In one form or another, sobriety checkpoints have been around since the 1990s. McLeod County jurors once embraced such heavy-handed police tactics. They figured that if drivers were not breaking the law, they had no right to complain about DUI roadblocks.
But things are different now. Public confidence in police officers recently hit a 22-year low. That’s very important in this context. Jurors are no longer willing to overlook minor checkpoint violations. Instead, many jurors look for any reason possible to invalidate such checkpoints.
Even if a sobriety checkpoint meets all the requirements listed below, and that’s a big “if,” Hutchinson, MN lawyers still have defense options. For example, the complex nature of checkpoint requirements gives attorneys a chance to use the tried-and-true “sink and ink” defense. Generally, jurors must evaluate all aspects of every checkpoint, as outlined below. There is so much evidence on so many different points that confused jurors simply give up.
Respect for Individual Rights
DUI checkpoints override portions of the Fourth Amendment. Officers do not need reasonable suspicion of criminal activity to detain motorists. But many officers take things too far.
For example, officers might use their flashlights to peer into the back seat. That could be a violation of the probable cause rule, which is a different part of the Fourth Amendment than the reasonable suspicion rule. Or, officers could require motorists to roll down their windows or answer questions, like “where are you coming from” or “where are you going.” These activities are clear Fifth Amendment violations. People generally have the right to remain silent.
Failure to respect individual rights definitely affects officers’ credibility. That breakdown makes a lawful checkpoint look like a police dragnet. Additionally, if the failure to respect rights affected the arrest, that arrest might be invalid as a matter of law.
The definition of a “supervisor” is a bit vague. A police chief is definitely a supervisor and a desk sergeant is definitely not a supervisor. Everyone else is somewhere in the middle. Since police chiefs very rarely make checkpoint decisions, a Hutchinson, MN lawyer has some room to work.
Police chiefs might make policy decisions about checkpoints, but they hardly ever make operational decisions, such as the checkpoint’s location and hours of operation. Frequently, the chief makes high-level decisions and a subordinate takes care of the details. That arrangement is arguably illegal.
Additionally, in most cases, checkpoint officers can have absolutely no discretion on any operational point. They can only execute orders from higher up.
To comply with Michigan Dept. of State Police v. Sitz and other cases, police departments must publish checkpoint locations in advance. This publicity gives motorists the chance to avoid the area altogether.
In ye olden days, a notice on the department’s social media account usually satisfied most jurors. But Hutchinson, MN lawyers can now argue that such lip service compliance is insufficient. Today’s jurors want to see more of an effort to publicize the checkpoint. That may not mean a full-page ad in the paper, but there must be more than a single Twitter blurb.

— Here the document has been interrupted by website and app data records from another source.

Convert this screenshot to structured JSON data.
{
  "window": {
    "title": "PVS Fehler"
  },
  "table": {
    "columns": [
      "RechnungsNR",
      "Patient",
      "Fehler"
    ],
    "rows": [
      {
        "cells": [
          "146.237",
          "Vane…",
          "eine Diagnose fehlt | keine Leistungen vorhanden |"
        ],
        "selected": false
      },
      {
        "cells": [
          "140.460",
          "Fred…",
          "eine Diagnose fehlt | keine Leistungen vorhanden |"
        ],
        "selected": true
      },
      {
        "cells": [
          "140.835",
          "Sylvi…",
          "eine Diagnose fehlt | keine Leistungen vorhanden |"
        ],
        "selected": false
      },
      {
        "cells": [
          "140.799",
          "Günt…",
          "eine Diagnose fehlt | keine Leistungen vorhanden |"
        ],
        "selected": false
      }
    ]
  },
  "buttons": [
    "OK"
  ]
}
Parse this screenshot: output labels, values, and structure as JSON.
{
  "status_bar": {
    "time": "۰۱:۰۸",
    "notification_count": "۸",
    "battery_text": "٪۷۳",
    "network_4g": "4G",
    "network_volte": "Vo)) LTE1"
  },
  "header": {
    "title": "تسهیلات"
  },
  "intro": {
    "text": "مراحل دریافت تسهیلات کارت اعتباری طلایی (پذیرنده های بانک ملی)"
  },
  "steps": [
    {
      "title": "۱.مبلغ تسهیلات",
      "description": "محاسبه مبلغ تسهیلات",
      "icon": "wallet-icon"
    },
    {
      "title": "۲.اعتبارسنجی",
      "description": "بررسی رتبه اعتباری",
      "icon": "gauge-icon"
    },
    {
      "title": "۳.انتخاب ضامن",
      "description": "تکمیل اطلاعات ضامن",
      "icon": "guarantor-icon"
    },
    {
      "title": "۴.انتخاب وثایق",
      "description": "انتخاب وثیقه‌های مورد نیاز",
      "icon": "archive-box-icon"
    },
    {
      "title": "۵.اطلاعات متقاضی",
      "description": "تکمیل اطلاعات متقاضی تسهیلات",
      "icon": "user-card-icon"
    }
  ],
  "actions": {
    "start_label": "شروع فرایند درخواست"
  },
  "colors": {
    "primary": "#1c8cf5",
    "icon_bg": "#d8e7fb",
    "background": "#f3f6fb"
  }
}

This area is the one major exception to the no-discretion rule. And officer discretion in this area is limited. Commonly, officers stop every second or third vehicle and allow the others to pass through. This formula keeps traffic moving. If traffic backs up and the delay becomes too long (more on that below), officers can change the formula and allow more vehicles to pass through uninspected.
In any situation, officers cannot wave through some vehicles and pull over motorists who don’t “look right.” In other words, the checkpoint cannot be truly random.
Much like the aforementioned supervisor-level decision, this requirement is a bit vague. The law is quite clear that the detention period cannot be unreasonably long, but there is no precise definition of “unreasonable.”
Generally, if the detention period is longer than about twenty seconds, it is unreasonably long. This period includes both the time spent waiting in line and the time spent at the checkpoint itself.
Hutchinson, MN Lawyers and Physical Aspects of a DUI Checkpoint
Once upon a time, jurors were not too concerned with signage, lighting, traffic control, and other physical aspects of a DUI checkpoint. Anything was good enough. Now, jurors want to see clear signage, a well-lit area, and cones or other traffic control devices. Otherwise, they view the checkpoint as a souped-up speed trap, and that’s illegal.
There’s more. The traffic cones must start far away from the actual checkpoint, so motorists have the chance to turn around before traffic backs up. If motorists choose this option, police chase cars cannot pull them over, unless the officer has reasonable suspicion of criminal activity.
There’s still more. The signs must not just say “DUI Checkpoint Ahead” or something like that. They must also include instructions, like “Have Drivers’ License Ready.”
Contact a Dedicated Attorney
DUI checkpoints that do not meet legal requirements are invalid. For a free consultation with an experienced Hutchinson, MN lawyer, contact Carlson & Jones, P.A. Convenient payment plans are available.